▶ **Your instructions**: Could you output exactly the lines from the one containing "Enumerate this screenshot's" through the end of the records below, and nothing more?

▶ **Exercise data**:
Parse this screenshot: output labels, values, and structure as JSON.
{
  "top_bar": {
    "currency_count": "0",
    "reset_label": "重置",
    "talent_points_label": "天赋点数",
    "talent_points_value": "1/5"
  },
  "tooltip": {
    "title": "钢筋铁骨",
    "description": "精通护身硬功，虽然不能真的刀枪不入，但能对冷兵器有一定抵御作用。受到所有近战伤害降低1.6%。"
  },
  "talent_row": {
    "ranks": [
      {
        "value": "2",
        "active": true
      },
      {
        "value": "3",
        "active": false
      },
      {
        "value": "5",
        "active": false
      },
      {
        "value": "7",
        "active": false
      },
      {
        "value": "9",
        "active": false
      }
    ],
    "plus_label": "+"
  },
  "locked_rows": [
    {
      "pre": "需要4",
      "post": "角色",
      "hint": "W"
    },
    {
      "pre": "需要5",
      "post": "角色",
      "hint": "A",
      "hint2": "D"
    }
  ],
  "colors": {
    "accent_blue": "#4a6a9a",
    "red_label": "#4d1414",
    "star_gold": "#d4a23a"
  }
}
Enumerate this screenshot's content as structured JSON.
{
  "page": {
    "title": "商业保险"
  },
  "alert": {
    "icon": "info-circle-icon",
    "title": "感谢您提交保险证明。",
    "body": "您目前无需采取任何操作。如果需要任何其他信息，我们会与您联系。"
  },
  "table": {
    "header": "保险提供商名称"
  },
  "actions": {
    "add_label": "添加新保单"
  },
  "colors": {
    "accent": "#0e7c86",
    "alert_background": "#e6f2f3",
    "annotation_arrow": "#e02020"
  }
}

▶ **Solution to this problem**:
Enumerate this screenshot's content as structured JSON.
{
  "page": {
    "title": "商业保险"
  },
  "alert": {
    "icon": "info-circle-icon",
    "title": "感谢您提交保险证明。",
    "body": "您目前无需采取任何操作。如果需要任何其他信息，我们会与您联系。"
  },
  "table": {
    "header": "保险提供商名称"
  },
  "actions": {
    "add_label": "添加新保单"
  },
  "colors": {
    "accent": "#0e7c86",
    "alert_background": "#e6f2f3",
    "annotation_arrow": "#e02020"
  }
}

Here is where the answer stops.